Heather finally winds down, still grinning, and with a gleeful goodbye launches herself down the sidewalk after her family. John turns to see Rodney that hasn't moved and is alone, still all tense shoulders and a pinched look to his face as he sips his coffee, staring down at his shoes. The look tightens even more when John gets close enough for Rodney to notice. John feels his hand start to sweat a little bit around the coffee cup and wonders why he'd been so furious at the idea of a block of cheese.

"Sorry, I get a little over stimulated in the face of all that food," Rodney bursts out. "We probably don't need more cat food, but I know Franklin gets pissy when he's hungry and it was on sale."

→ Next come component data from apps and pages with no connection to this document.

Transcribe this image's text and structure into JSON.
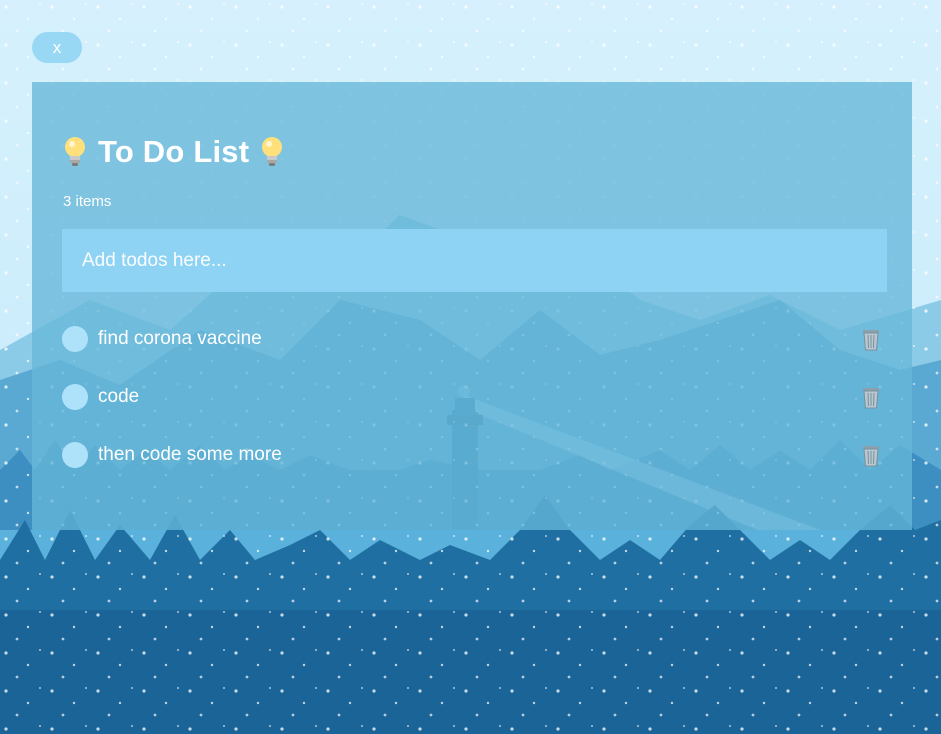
{
  "close_button": {
    "label": "x"
  },
  "header": {
    "title": "To Do List",
    "leading_icon": "light-bulb-icon",
    "trailing_icon": "light-bulb-icon"
  },
  "count": {
    "text": "3 items"
  },
  "new_todo": {
    "placeholder": "Add todos here...",
    "value": ""
  },
  "todos": [
    {
      "text": "find corona vaccine",
      "done": false,
      "delete_icon": "trash-can-icon"
    },
    {
      "text": "code",
      "done": false,
      "delete_icon": "trash-can-icon"
    },
    {
      "text": "then code some more",
      "done": false,
      "delete_icon": "trash-can-icon"
    }
  ],
  "colors": {
    "page_background": "#d6f1fd",
    "panel": "#67b7d8",
    "input": "#8fd3f4",
    "checkbox": "#aee2fb",
    "close_button": "#98d8f5",
    "text": "#ffffff"
  }
}
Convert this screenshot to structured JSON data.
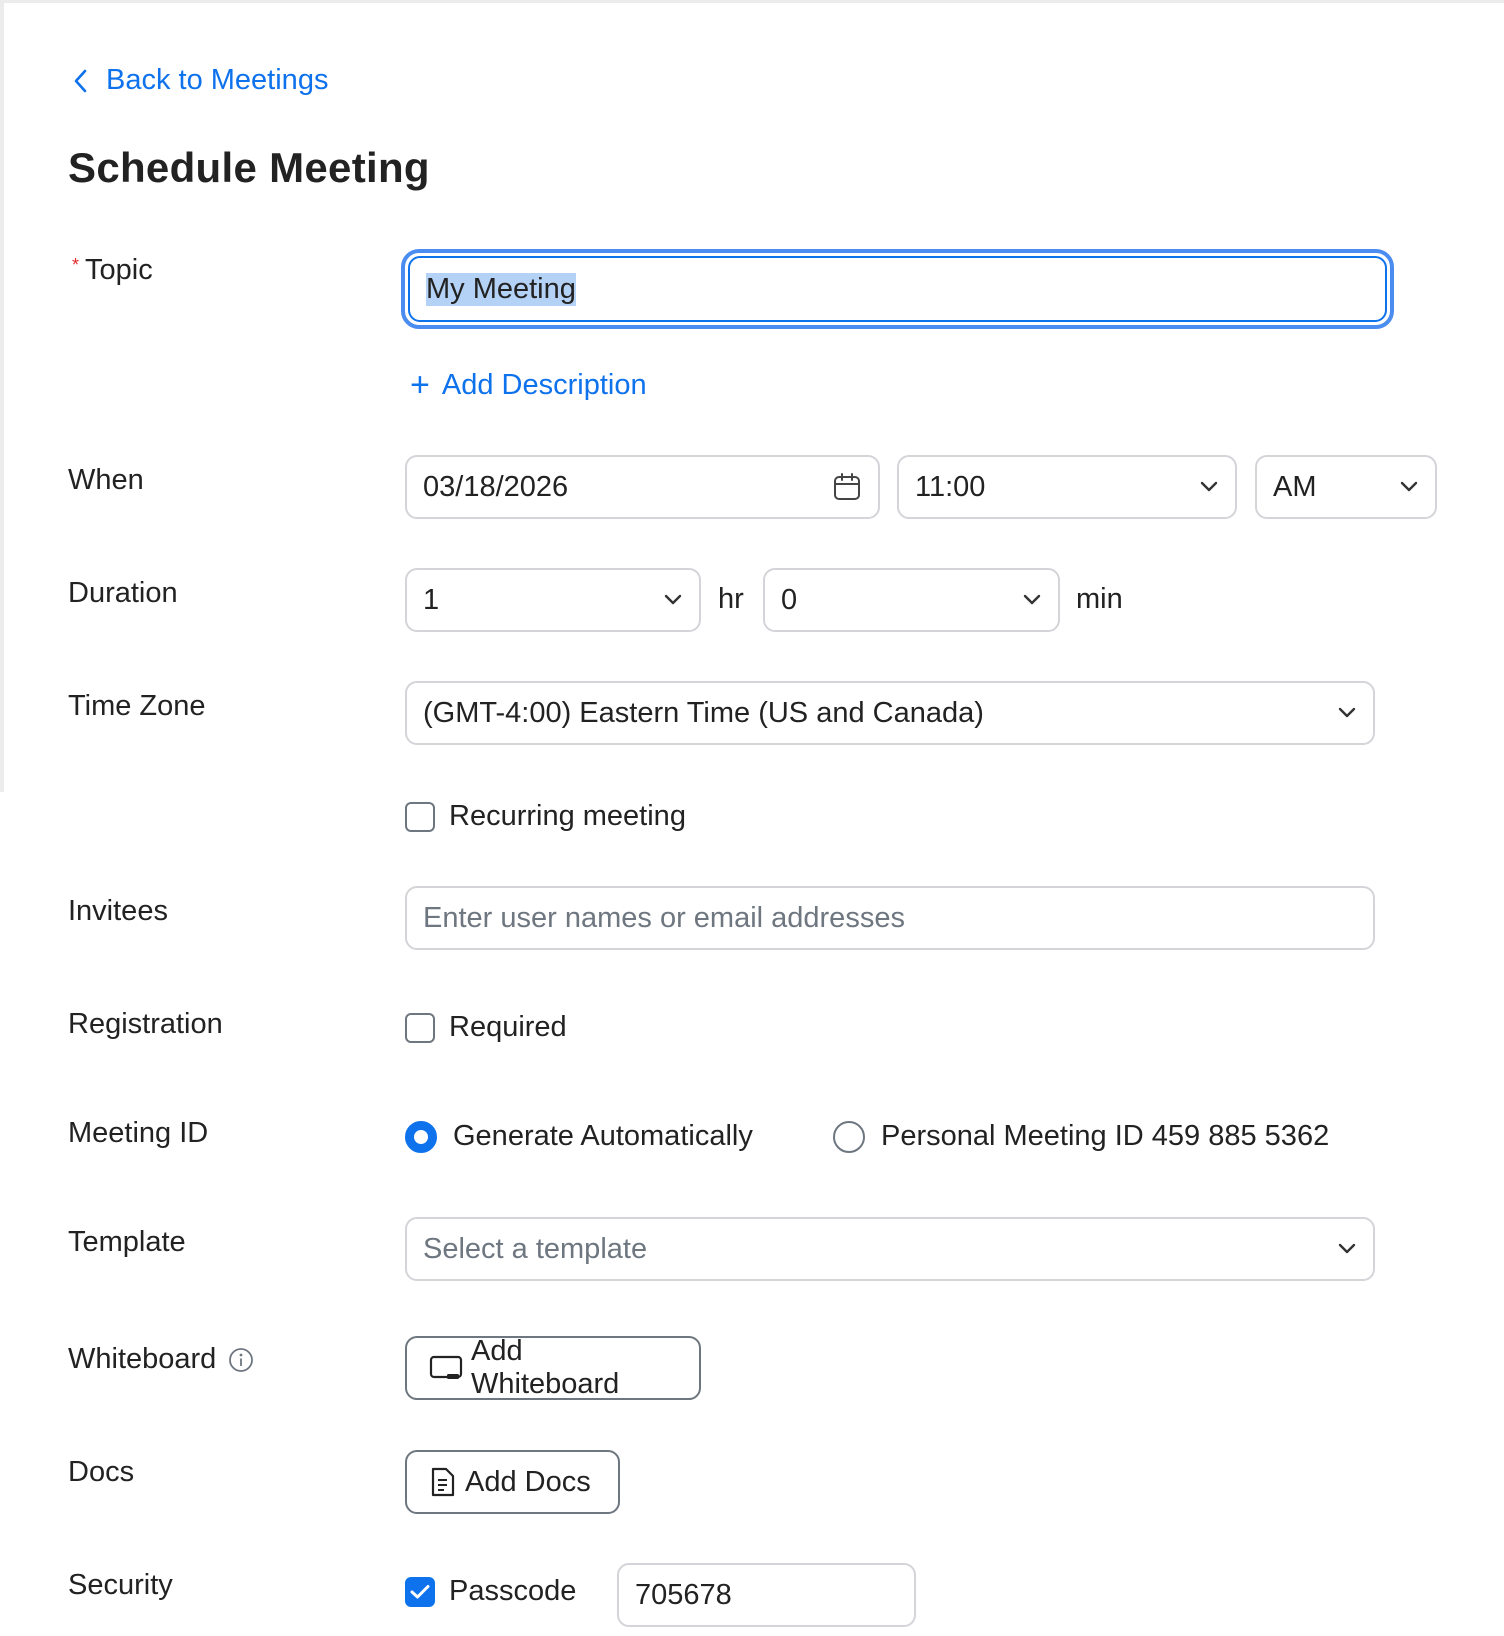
{
  "nav": {
    "back_label": "Back to Meetings"
  },
  "page": {
    "title": "Schedule Meeting"
  },
  "topic": {
    "label": "Topic",
    "value": "My Meeting",
    "add_description_label": "Add Description"
  },
  "when": {
    "label": "When",
    "date": "03/18/2026",
    "time": "11:00",
    "ampm": "AM"
  },
  "duration": {
    "label": "Duration",
    "hours": "1",
    "hours_unit": "hr",
    "minutes": "0",
    "minutes_unit": "min"
  },
  "timezone": {
    "label": "Time Zone",
    "value": "(GMT-4:00) Eastern Time (US and Canada)"
  },
  "recurring": {
    "label": "Recurring meeting",
    "checked": false
  },
  "invitees": {
    "label": "Invitees",
    "placeholder": "Enter user names or email addresses"
  },
  "registration": {
    "label": "Registration",
    "option_label": "Required",
    "checked": false
  },
  "meeting_id": {
    "label": "Meeting ID",
    "options": [
      {
        "label": "Generate Automatically",
        "selected": true
      },
      {
        "label": "Personal Meeting ID 459 885 5362",
        "selected": false
      }
    ]
  },
  "template": {
    "label": "Template",
    "placeholder": "Select a template"
  },
  "whiteboard": {
    "label": "Whiteboard",
    "button_label": "Add Whiteboard"
  },
  "docs": {
    "label": "Docs",
    "button_label": "Add Docs"
  },
  "security": {
    "label": "Security",
    "passcode_label": "Passcode",
    "passcode_checked": true,
    "passcode_value": "705678"
  },
  "colors": {
    "accent": "#0e72ed",
    "focus_ring": "#4a8cf0",
    "border": "#d4d4d9",
    "required": "#e02828"
  },
  "icons": [
    "chevron-left-icon",
    "plus-icon",
    "calendar-icon",
    "chevron-down-icon",
    "info-icon",
    "whiteboard-icon",
    "docs-icon",
    "checkmark-icon"
  ]
}
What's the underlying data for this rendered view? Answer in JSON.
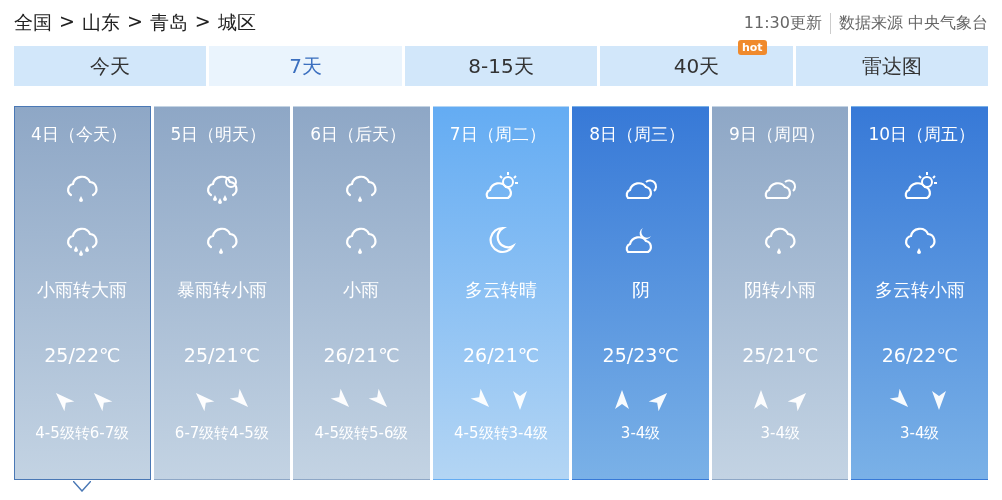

The easy thing, John knows, would be to agree and by way of apology go in and let Rodney buy more cat food. The easy thing would be to make fun of Rodney's tendency to think with his stomach. The easiest thing would be to still say some of those nasty things he'd been thinking of before.

Instead John smiles and reaches out to grab Rodney's free hand, feeling the chilled fingers warm against his palm.

"Grocery stores make me crazy too. I recommend home, food, couch."

Rodney's hand tightens in John's as his face loosens and he moves closer, letting their shoulders bump.

"Home, food, couch, bad movies?" Rodney counters with a quirked eyebrow.

John knows that really means kissing in a warm tangle on the couch, trying to memorize the touch of Rodney's mouth, the weigh of his hip beneath his, the fingers tracing spine and muscle and skin.

"Sounds good to me," he says, and lets the momentum of their joined hands pull him back to their front door.